▶ _THE PROBLEM_:
Could all of the entries be written out exactly, with any pictures omitted?

▶ _DATA SUPPLIED_:
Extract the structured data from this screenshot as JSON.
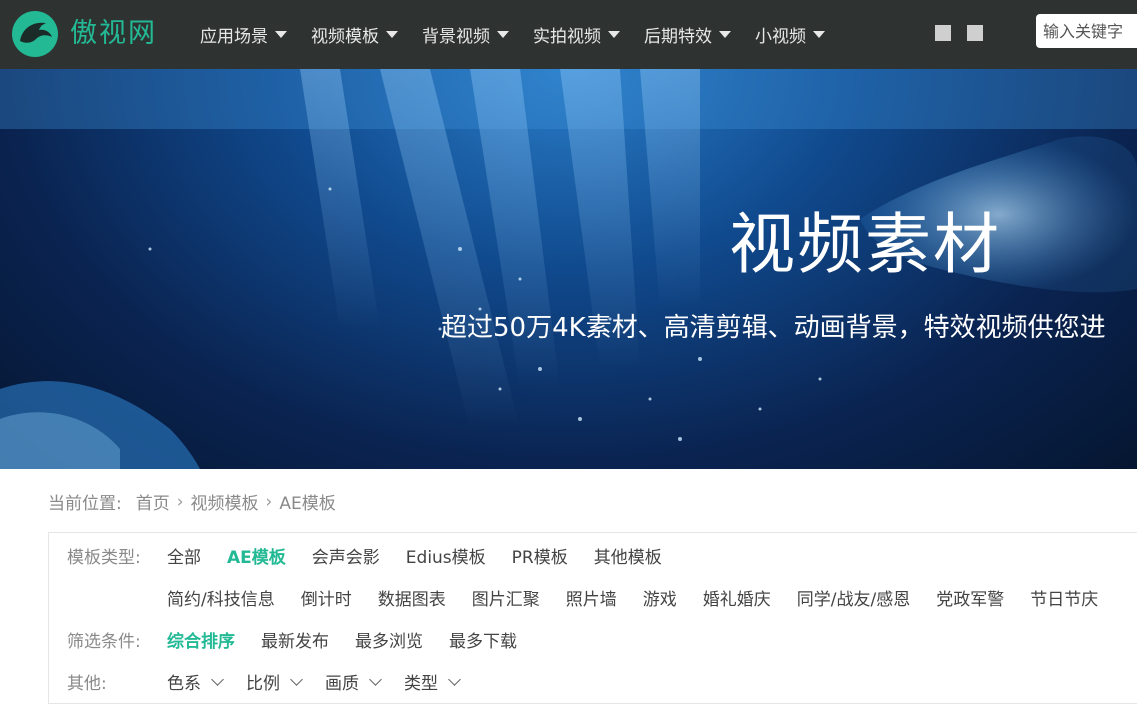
{
  "header": {
    "logo_text": "傲视网",
    "nav": [
      {
        "label": "应用场景"
      },
      {
        "label": "视频模板"
      },
      {
        "label": "背景视频"
      },
      {
        "label": "实拍视频"
      },
      {
        "label": "后期特效"
      },
      {
        "label": "小视频"
      }
    ],
    "search_placeholder": "输入关键字"
  },
  "banner": {
    "title": "视频素材",
    "subtitle": "超过50万4K素材、高清剪辑、动画背景，特效视频供您进"
  },
  "breadcrumb": {
    "prefix": "当前位置:",
    "items": [
      "首页",
      "视频模板",
      "AE模板"
    ]
  },
  "filters": {
    "type_label": "模板类型:",
    "types_row1": [
      "全部",
      "AE模板",
      "会声会影",
      "Edius模板",
      "PR模板",
      "其他模板"
    ],
    "types_row2": [
      "简约/科技信息",
      "倒计时",
      "数据图表",
      "图片汇聚",
      "照片墙",
      "游戏",
      "婚礼婚庆",
      "同学/战友/感恩",
      "党政军警",
      "节日节庆"
    ],
    "sort_label": "筛选条件:",
    "sorts": [
      "综合排序",
      "最新发布",
      "最多浏览",
      "最多下载"
    ],
    "other_label": "其他:",
    "others": [
      "色系",
      "比例",
      "画质",
      "类型"
    ]
  },
  "colors": {
    "accent": "#23b995",
    "header_bg": "#2e3332"
  }
}
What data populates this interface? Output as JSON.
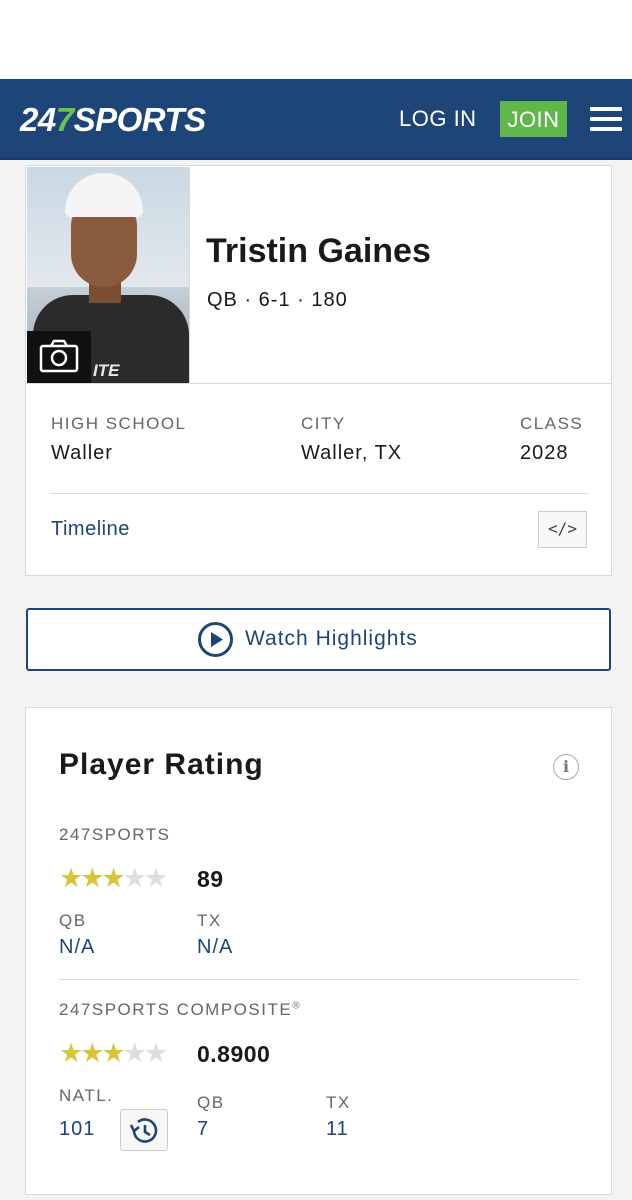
{
  "header": {
    "logo_num_a": "24",
    "logo_num_b": "7",
    "logo_word": "SPORTS",
    "login_label": "LOG IN",
    "join_label": "JOIN",
    "colors": {
      "nav_bg": "#1e4577",
      "join_bg": "#5fb64a",
      "logo_accent": "#6cc24a"
    }
  },
  "profile": {
    "name": "Tristin Gaines",
    "meta": "QB · 6-1 · 180",
    "photo_jersey_text": "ITE",
    "high_school_label": "HIGH SCHOOL",
    "high_school_value": "Waller",
    "city_label": "CITY",
    "city_value": "Waller, TX",
    "class_label": "CLASS",
    "class_value": "2028",
    "timeline_label": "Timeline",
    "embed_label": "</>",
    "camera_icon": "camera-icon"
  },
  "highlights": {
    "label": "Watch Highlights",
    "icon": "play-circle-icon"
  },
  "rating": {
    "title": "Player Rating",
    "info_label": "i",
    "sports247": {
      "label": "247SPORTS",
      "stars": 3,
      "stars_max": 5,
      "score": "89",
      "position_label": "QB",
      "position_value": "N/A",
      "state_label": "TX",
      "state_value": "N/A"
    },
    "composite": {
      "label": "247SPORTS COMPOSITE",
      "label_mark": "®",
      "stars": 3,
      "stars_max": 5,
      "score": "0.8900",
      "natl_label": "NATL.",
      "natl_value": "101",
      "position_label": "QB",
      "position_value": "7",
      "state_label": "TX",
      "state_value": "11",
      "history_icon": "history-icon"
    },
    "colors": {
      "star_on": "#d8c53a",
      "star_off": "#dedede",
      "link": "#1e4577"
    }
  }
}
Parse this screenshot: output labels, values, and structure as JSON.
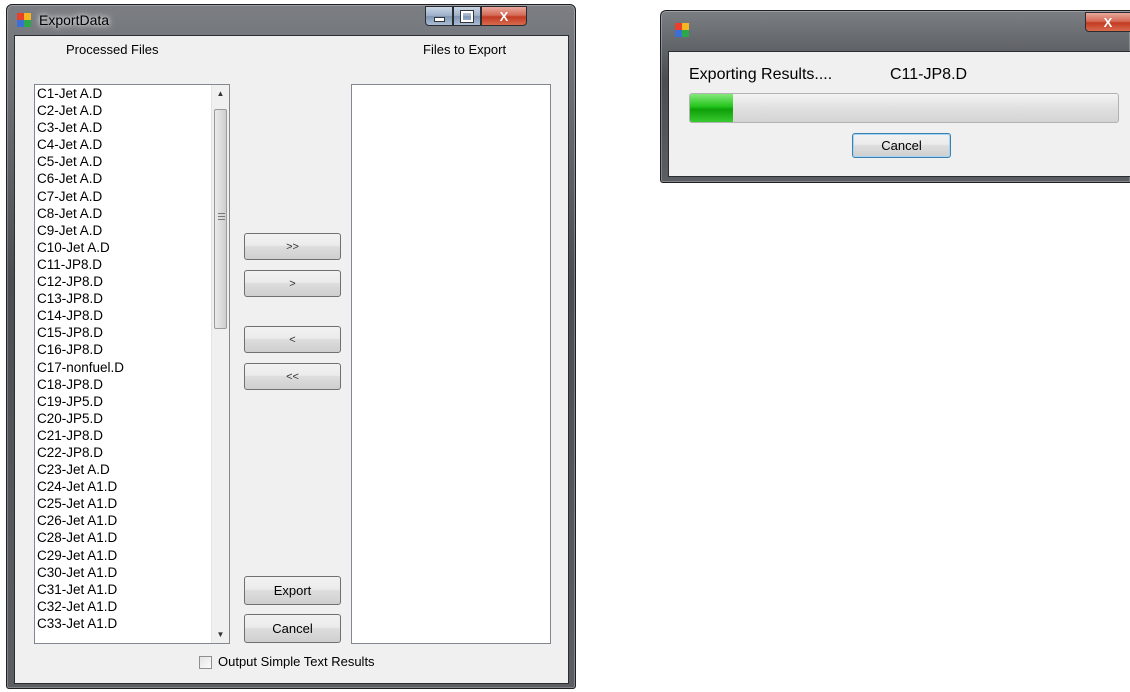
{
  "export_window": {
    "title": "ExportData",
    "caption_buttons": {
      "minimize": "—",
      "maximize": "☐",
      "close": "X"
    },
    "processed_files_label": "Processed Files",
    "files_to_export_label": "Files to Export",
    "processed_files": [
      "C1-Jet A.D",
      "C2-Jet A.D",
      "C3-Jet A.D",
      "C4-Jet A.D",
      "C5-Jet A.D",
      "C6-Jet A.D",
      "C7-Jet A.D",
      "C8-Jet A.D",
      "C9-Jet A.D",
      "C10-Jet A.D",
      "C11-JP8.D",
      "C12-JP8.D",
      "C13-JP8.D",
      "C14-JP8.D",
      "C15-JP8.D",
      "C16-JP8.D",
      "C17-nonfuel.D",
      "C18-JP8.D",
      "C19-JP5.D",
      "C20-JP5.D",
      "C21-JP8.D",
      "C22-JP8.D",
      "C23-Jet A.D",
      "C24-Jet A1.D",
      "C25-Jet A1.D",
      "C26-Jet A1.D",
      "C28-Jet A1.D",
      "C29-Jet A1.D",
      "C30-Jet A1.D",
      "C31-Jet A1.D",
      "C32-Jet A1.D",
      "C33-Jet A1.D"
    ],
    "files_to_export": [],
    "buttons": {
      "add_all": ">>",
      "add": ">",
      "remove": "<",
      "remove_all": "<<",
      "export": "Export",
      "cancel": "Cancel"
    },
    "checkbox_label": "Output Simple Text Results",
    "checkbox_checked": false,
    "scroll_icons": {
      "up": "▲",
      "down": "▼"
    }
  },
  "progress_window": {
    "title": "",
    "close": "X",
    "status_label": "Exporting Results....",
    "current_file": "C11-JP8.D",
    "progress_fraction": 0.1,
    "cancel_label": "Cancel"
  },
  "colors": {
    "app_icon": [
      "#e8402a",
      "#f6b622",
      "#3b6fd6",
      "#2aa84a"
    ],
    "progress_green": "#22c41a"
  }
}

▶ _SOLUTION TO THIS PROBLEM_:
Extract the structured data from this screenshot as JSON.
{
  "header": {
    "logo_text": "傲视网",
    "nav": [
      {
        "label": "应用场景"
      },
      {
        "label": "视频模板"
      },
      {
        "label": "背景视频"
      },
      {
        "label": "实拍视频"
      },
      {
        "label": "后期特效"
      },
      {
        "label": "小视频"
      }
    ],
    "search_placeholder": "输入关键字"
  },
  "banner": {
    "title": "视频素材",
    "subtitle": "超过50万4K素材、高清剪辑、动画背景，特效视频供您进"
  },
  "breadcrumb": {
    "prefix": "当前位置:",
    "items": [
      "首页",
      "视频模板",
      "AE模板"
    ]
  },
  "filters": {
    "type_label": "模板类型:",
    "types_row1": [
      "全部",
      "AE模板",
      "会声会影",
      "Edius模板",
      "PR模板",
      "其他模板"
    ],
    "types_row2": [
      "简约/科技信息",
      "倒计时",
      "数据图表",
      "图片汇聚",
      "照片墙",
      "游戏",
      "婚礼婚庆",
      "同学/战友/感恩",
      "党政军警",
      "节日节庆"
    ],
    "sort_label": "筛选条件:",
    "sorts": [
      "综合排序",
      "最新发布",
      "最多浏览",
      "最多下载"
    ],
    "other_label": "其他:",
    "others": [
      "色系",
      "比例",
      "画质",
      "类型"
    ]
  },
  "colors": {
    "accent": "#23b995",
    "header_bg": "#2e3332"
  }
}
What data populates this interface? Output as JSON.
{
  "header": {
    "logo_num_a": "24",
    "logo_num_b": "7",
    "logo_word": "SPORTS",
    "login_label": "LOG IN",
    "join_label": "JOIN",
    "colors": {
      "nav_bg": "#1e4577",
      "join_bg": "#5fb64a",
      "logo_accent": "#6cc24a"
    }
  },
  "profile": {
    "name": "Tristin Gaines",
    "meta": "QB · 6-1 · 180",
    "photo_jersey_text": "ITE",
    "high_school_label": "HIGH SCHOOL",
    "high_school_value": "Waller",
    "city_label": "CITY",
    "city_value": "Waller, TX",
    "class_label": "CLASS",
    "class_value": "2028",
    "timeline_label": "Timeline",
    "embed_label": "</>",
    "camera_icon": "camera-icon"
  },
  "highlights": {
    "label": "Watch Highlights",
    "icon": "play-circle-icon"
  },
  "rating": {
    "title": "Player Rating",
    "info_label": "i",
    "sports247": {
      "label": "247SPORTS",
      "stars": 3,
      "stars_max": 5,
      "score": "89",
      "position_label": "QB",
      "position_value": "N/A",
      "state_label": "TX",
      "state_value": "N/A"
    },
    "composite": {
      "label": "247SPORTS COMPOSITE",
      "label_mark": "®",
      "stars": 3,
      "stars_max": 5,
      "score": "0.8900",
      "natl_label": "NATL.",
      "natl_value": "101",
      "position_label": "QB",
      "position_value": "7",
      "state_label": "TX",
      "state_value": "11",
      "history_icon": "history-icon"
    },
    "colors": {
      "star_on": "#d8c53a",
      "star_off": "#dedede",
      "link": "#1e4577"
    }
  }
}
Parse this screenshot: output labels, values, and structure as JSON.
{
  "export_window": {
    "title": "ExportData",
    "caption_buttons": {
      "minimize": "—",
      "maximize": "☐",
      "close": "X"
    },
    "processed_files_label": "Processed Files",
    "files_to_export_label": "Files to Export",
    "processed_files": [
      "C1-Jet A.D",
      "C2-Jet A.D",
      "C3-Jet A.D",
      "C4-Jet A.D",
      "C5-Jet A.D",
      "C6-Jet A.D",
      "C7-Jet A.D",
      "C8-Jet A.D",
      "C9-Jet A.D",
      "C10-Jet A.D",
      "C11-JP8.D",
      "C12-JP8.D",
      "C13-JP8.D",
      "C14-JP8.D",
      "C15-JP8.D",
      "C16-JP8.D",
      "C17-nonfuel.D",
      "C18-JP8.D",
      "C19-JP5.D",
      "C20-JP5.D",
      "C21-JP8.D",
      "C22-JP8.D",
      "C23-Jet A.D",
      "C24-Jet A1.D",
      "C25-Jet A1.D",
      "C26-Jet A1.D",
      "C28-Jet A1.D",
      "C29-Jet A1.D",
      "C30-Jet A1.D",
      "C31-Jet A1.D",
      "C32-Jet A1.D",
      "C33-Jet A1.D"
    ],
    "files_to_export": [],
    "buttons": {
      "add_all": ">>",
      "add": ">",
      "remove": "<",
      "remove_all": "<<",
      "export": "Export",
      "cancel": "Cancel"
    },
    "checkbox_label": "Output Simple Text Results",
    "checkbox_checked": false,
    "scroll_icons": {
      "up": "▲",
      "down": "▼"
    }
  },
  "progress_window": {
    "title": "",
    "close": "X",
    "status_label": "Exporting Results....",
    "current_file": "C11-JP8.D",
    "progress_fraction": 0.1,
    "cancel_label": "Cancel"
  },
  "colors": {
    "app_icon": [
      "#e8402a",
      "#f6b622",
      "#3b6fd6",
      "#2aa84a"
    ],
    "progress_green": "#22c41a"
  }
}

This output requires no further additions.